### Problem description
Where a line in the listing below contains the word "title", copy that line.

......

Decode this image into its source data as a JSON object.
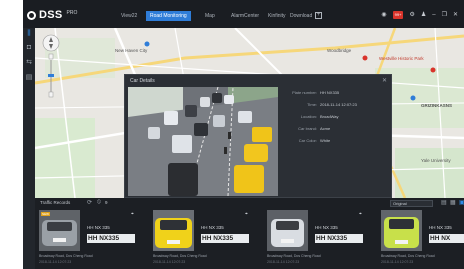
{
  "app": {
    "brand": "DSS",
    "brand_sup": "PRO"
  },
  "tabs": [
    {
      "label": "View22",
      "active": false
    },
    {
      "label": "Road Monitoring",
      "active": true
    },
    {
      "label": "Map",
      "active": false
    },
    {
      "label": "AlarmCenter",
      "active": false
    },
    {
      "label": "Kinfinity",
      "active": false
    },
    {
      "label": "Download",
      "active": false
    }
  ],
  "top_icons": {
    "alarm_badge": "99+"
  },
  "map": {
    "labels": [
      {
        "text": "New Haven City"
      },
      {
        "text": "Westville Historic Park"
      },
      {
        "text": "Woodbridge"
      },
      {
        "text": "GRIZINKASNS"
      },
      {
        "text": "Yale University"
      }
    ]
  },
  "dialog": {
    "title": "Car Details",
    "rows": [
      {
        "key": "Plate number:",
        "value": "HH NX335"
      },
      {
        "key": "Time:",
        "value": "2018-11-14 12:07:23"
      },
      {
        "key": "Location:",
        "value": "BroadWay"
      },
      {
        "key": "Car brand:",
        "value": "Acme"
      },
      {
        "key": "Car Color:",
        "value": "White"
      }
    ]
  },
  "bottom": {
    "title": "Traffic Records",
    "count": "9",
    "select_value": "Original",
    "cards": [
      {
        "plate_label": "HH NX 335",
        "plate": "HH NX335",
        "loc": "Broadway Road, Dos Cheng Road",
        "time": "2018-11-14 12:07:23",
        "new": "NEW",
        "car_color": "#9aa0a6"
      },
      {
        "plate_label": "HH NX 335",
        "plate": "HH NX335",
        "loc": "Broadway Road, Dos Cheng Road",
        "time": "2018-11-14 12:07:23",
        "new": "",
        "car_color": "#f0d21a"
      },
      {
        "plate_label": "HH NX 335",
        "plate": "HH NX335",
        "loc": "Broadway Road, Dos Cheng Road",
        "time": "2018-11-14 12:07:23",
        "new": "",
        "car_color": "#d9dde2"
      },
      {
        "plate_label": "HH NX 335",
        "plate": "HH NX",
        "loc": "Broadway Road, Dos Cheng Road",
        "time": "2018-11-14 12:07:23",
        "new": "",
        "car_color": "#c8e04a"
      }
    ]
  }
}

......

### Written response
    "title": "Car Details",
    "title": "Traffic Records",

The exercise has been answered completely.